Venezuela History Part I
The first human settlements date back to ca. 15,000 years a. C. The residents, divided into tribes, were devoted to hunting and fishing. Christopher Columbus landed there in 1498; but the first stable nuclei of conquistadors were formed after 1512. In 1528 the Spanish Juan de Ampíes founded Coro, from which a colonization remained unique in South American history: it was the expeditions organized by German groups, dependent on the financial institutions of the Welser, of the Ehinger and Sayler, to which the Emperor Charles had granted specific authorizations. These went inland to the useless search for a mythical Treasure (El Dorado); towards the middle of the century. XVI were replaced by the Spaniards who founded the cities of El Tocuyo (1545), Barquisimeto (1552), Trujillo, Mérida (1558), Caracas (1567). The new colony became a Capitanía General, seat of Audiencia, and until the end of the century. XVIII followed the events of the Spanish Empire of America. Caracas, a provincial city, had a more intense cultural life with the foundation of the university (1725); and here the first national movements arose on the thrust of the ideals of the European Enlightenment and the French Revolution. As patriotism matured in the urban bourgeoisie, a form of violent protest also exploded by the black and mulatto slaves, who revolted between 1780 and 1795 and suffered bloody repression by the Spanish troops. F. deMiranda he went to London to plead the cause of Venezuela’s independence and in 1797 Britain occupied the island of Trinidad and from that base flooded Venezuela with anti-Spanish publications. In 1806 Miranda attempted direct action with a sudden landing at Coro and Ocumare, but the Spaniards rejected him. On October 24, 1808, two English publishers, Lamb and Gallagher, printed the first copy of a newspaper in Caracas, the Gazeta de Caracas, which supported the ideas of the nationalists. Finally, on April 19, 1810, the notables of the capital gathered in Cabildo, deposed the captain general Vicente de Emparán and established a “Supreme Junta conservative of the rights of Fernando VII”. This reaffirmed the sovereignty of Spain, but formed the local government with elements born in Venezuela; Then two organizations were formed: the Patriotic Society and the Club of the pinafore, which participated in a Constituent Assembly, which on 5 July 1811 proclaimed the independence of the country.
On 21 December, also in 1811, the first Constitutional Charter was promulgated and Miranda took over the leadership of the country.
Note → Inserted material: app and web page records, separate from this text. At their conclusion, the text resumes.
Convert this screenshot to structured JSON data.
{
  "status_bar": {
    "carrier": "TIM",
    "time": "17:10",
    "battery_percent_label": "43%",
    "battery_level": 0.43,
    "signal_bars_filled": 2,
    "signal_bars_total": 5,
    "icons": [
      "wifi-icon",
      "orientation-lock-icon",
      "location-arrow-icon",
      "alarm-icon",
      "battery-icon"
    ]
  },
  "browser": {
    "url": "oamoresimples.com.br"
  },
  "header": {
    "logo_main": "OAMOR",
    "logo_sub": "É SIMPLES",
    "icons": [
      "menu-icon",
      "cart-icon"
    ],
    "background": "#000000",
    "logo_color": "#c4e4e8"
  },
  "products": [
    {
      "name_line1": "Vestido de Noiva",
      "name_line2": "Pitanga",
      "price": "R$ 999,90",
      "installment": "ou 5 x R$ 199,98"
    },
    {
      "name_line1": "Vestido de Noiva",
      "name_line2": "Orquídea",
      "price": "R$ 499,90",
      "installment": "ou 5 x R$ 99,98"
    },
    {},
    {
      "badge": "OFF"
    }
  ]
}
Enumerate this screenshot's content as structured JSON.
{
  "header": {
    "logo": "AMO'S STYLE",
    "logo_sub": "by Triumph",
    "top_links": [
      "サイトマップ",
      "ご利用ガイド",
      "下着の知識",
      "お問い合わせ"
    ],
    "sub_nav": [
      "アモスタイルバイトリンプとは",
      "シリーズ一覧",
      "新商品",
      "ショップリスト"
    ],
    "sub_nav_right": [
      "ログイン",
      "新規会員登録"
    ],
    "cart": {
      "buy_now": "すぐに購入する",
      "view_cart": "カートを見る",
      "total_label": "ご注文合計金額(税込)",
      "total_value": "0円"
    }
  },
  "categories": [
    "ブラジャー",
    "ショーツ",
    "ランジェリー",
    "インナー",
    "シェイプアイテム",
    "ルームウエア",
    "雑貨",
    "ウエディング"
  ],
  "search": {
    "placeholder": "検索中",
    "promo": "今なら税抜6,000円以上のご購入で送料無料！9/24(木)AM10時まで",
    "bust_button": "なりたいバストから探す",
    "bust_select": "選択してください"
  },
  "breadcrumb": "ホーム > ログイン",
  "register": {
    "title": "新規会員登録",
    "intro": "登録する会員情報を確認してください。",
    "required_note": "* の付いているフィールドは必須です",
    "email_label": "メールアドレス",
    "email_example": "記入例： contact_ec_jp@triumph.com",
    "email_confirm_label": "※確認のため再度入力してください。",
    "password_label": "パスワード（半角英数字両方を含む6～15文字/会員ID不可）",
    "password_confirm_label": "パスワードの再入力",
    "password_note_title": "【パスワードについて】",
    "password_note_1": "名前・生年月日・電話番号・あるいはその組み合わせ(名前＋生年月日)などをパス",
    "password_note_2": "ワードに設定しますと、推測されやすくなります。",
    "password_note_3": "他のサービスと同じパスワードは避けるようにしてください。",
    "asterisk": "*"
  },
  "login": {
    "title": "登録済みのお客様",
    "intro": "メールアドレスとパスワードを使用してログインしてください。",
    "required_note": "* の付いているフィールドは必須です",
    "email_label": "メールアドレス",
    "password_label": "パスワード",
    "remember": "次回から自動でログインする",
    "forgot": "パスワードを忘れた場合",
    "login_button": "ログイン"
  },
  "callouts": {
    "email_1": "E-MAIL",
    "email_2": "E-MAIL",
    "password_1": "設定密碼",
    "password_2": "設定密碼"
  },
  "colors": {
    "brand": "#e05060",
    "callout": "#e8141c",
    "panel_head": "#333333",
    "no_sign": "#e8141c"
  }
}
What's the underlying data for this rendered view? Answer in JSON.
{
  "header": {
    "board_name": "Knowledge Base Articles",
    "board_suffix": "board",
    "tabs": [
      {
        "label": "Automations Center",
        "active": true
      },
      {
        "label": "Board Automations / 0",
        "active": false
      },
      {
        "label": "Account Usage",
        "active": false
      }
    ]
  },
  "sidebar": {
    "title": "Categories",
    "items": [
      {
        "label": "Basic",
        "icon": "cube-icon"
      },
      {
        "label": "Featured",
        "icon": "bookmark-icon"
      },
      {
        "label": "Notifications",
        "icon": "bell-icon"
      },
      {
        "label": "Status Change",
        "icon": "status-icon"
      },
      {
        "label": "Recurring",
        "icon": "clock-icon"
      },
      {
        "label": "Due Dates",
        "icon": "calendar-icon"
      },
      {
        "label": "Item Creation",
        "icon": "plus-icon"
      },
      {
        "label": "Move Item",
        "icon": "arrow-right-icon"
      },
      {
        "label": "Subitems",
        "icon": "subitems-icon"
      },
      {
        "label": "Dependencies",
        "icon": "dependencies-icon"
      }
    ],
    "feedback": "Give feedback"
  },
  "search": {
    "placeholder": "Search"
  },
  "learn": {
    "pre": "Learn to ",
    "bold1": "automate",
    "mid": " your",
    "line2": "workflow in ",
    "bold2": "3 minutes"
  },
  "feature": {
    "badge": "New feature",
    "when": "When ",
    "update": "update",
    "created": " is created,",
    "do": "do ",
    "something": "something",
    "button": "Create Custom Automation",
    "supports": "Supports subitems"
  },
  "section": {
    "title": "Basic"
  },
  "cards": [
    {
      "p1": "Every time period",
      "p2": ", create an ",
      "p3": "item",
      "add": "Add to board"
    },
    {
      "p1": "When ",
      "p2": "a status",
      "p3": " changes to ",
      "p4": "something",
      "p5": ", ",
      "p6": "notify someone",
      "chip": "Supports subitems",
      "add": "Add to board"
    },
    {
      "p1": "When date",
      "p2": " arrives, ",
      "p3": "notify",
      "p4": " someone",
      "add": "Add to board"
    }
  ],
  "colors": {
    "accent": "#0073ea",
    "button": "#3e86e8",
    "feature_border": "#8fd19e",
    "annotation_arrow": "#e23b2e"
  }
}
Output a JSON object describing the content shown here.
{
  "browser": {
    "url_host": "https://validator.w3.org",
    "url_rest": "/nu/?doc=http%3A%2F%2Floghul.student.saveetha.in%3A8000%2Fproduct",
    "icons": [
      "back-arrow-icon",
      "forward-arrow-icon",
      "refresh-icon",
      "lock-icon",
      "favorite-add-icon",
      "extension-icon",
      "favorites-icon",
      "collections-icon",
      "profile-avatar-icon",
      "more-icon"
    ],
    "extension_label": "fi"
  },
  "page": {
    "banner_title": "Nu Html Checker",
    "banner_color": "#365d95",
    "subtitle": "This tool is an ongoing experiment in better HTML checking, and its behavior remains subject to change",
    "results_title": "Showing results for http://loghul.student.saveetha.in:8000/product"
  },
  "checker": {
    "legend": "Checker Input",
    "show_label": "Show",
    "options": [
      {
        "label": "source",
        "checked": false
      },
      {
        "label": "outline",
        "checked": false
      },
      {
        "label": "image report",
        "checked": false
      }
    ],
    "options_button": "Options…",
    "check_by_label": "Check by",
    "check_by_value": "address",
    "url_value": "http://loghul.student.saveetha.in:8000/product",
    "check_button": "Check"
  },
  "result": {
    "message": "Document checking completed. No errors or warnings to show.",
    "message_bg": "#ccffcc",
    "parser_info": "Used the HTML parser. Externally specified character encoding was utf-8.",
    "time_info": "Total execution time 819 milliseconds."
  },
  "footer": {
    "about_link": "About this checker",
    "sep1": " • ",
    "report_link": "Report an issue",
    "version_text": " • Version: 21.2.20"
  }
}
The Spanish occupied Caracas the following year and decreed the end of the independence experiment. Miranda was captured and translated to Cadiz; many patriots had to take the path of exile: among them was also Simón Bolívar, who in 1813 returned to Caracas at the head of a small army, but was driven back. In 1814 José Tomás Boves raised the independence banner and organized a guerrilla rebellion. Killed in battle at Urica, he was replaced by José Antonio Páez. Bolívar, for his part, returned to the field in 1816, to gradually assert himself as the supreme leader of the revolutionary forces. Liberated much of the territory, in February 1819, in Angostura (today Ciudad Bolívar), he proclaimed the birth of the Republic of Venezuela and assumed its presidency. Then, in December, it associated Venezuela and Colombia in the Confederate Republic of Gran Colombia which from 1821 also incorporated Ecuador. Due to personalities and competitive interests, especially among the great breeders and landowners, who took advantage of the rivalries of the generals, in 1830 according to ehotelat, Gran Colombia broke up and Venezuela became a sovereign republic. The new state, however, had a difficult life due to the sad phenomenon of caudillism. José Páez, president of the Republic from 1830 to 1834 and then again from 1838 to 1842, opened the series. His was an authoritarian regime, but it allowed the country to consolidate itself economically, through the cultivation and export of coffee. That growth process favored the emergence of dynamic classes, which in turn, inspired by the ideologist Antonio Leocadio Guzmán, led to the birth of a liberal movement in opposition to government despotism. Since then, liberals and conservatives have fought for power, often resorting to the use of weapons. In 1847 the conservative oligarchy elevated General José Tadeo Monagas to the presidency who, alternating with his brother José Gregorio, held the office until 1858. He lost it in the five-year conflict between supporters of a centralizing government and supporters of provincial autonomies. In 1863 the liberal-federalists secured the presidency with General Crisóstomo Falcón. On March 28, 1864, the United States Constitution of Venezuela was promulgated. In 1868 the conservative José Tadeo Monagas resumed power, but in 1870 the liberal Antonio Guzmán Blanco stormed Caracas and started a personal regime that closed in 1889. Ten years of frantic struggles followed his government until in 1900 he became president Cyprian. de Castro, strongman of the “restorative revolution”. He was succeeded in 1908 by another “strong man”, Juan Vicente Gómez, a ruthless dictator, who left the field open to some foreign oil companies (US, British and Dutch). In 1928, Venezuela ranked second among oil producers in the world.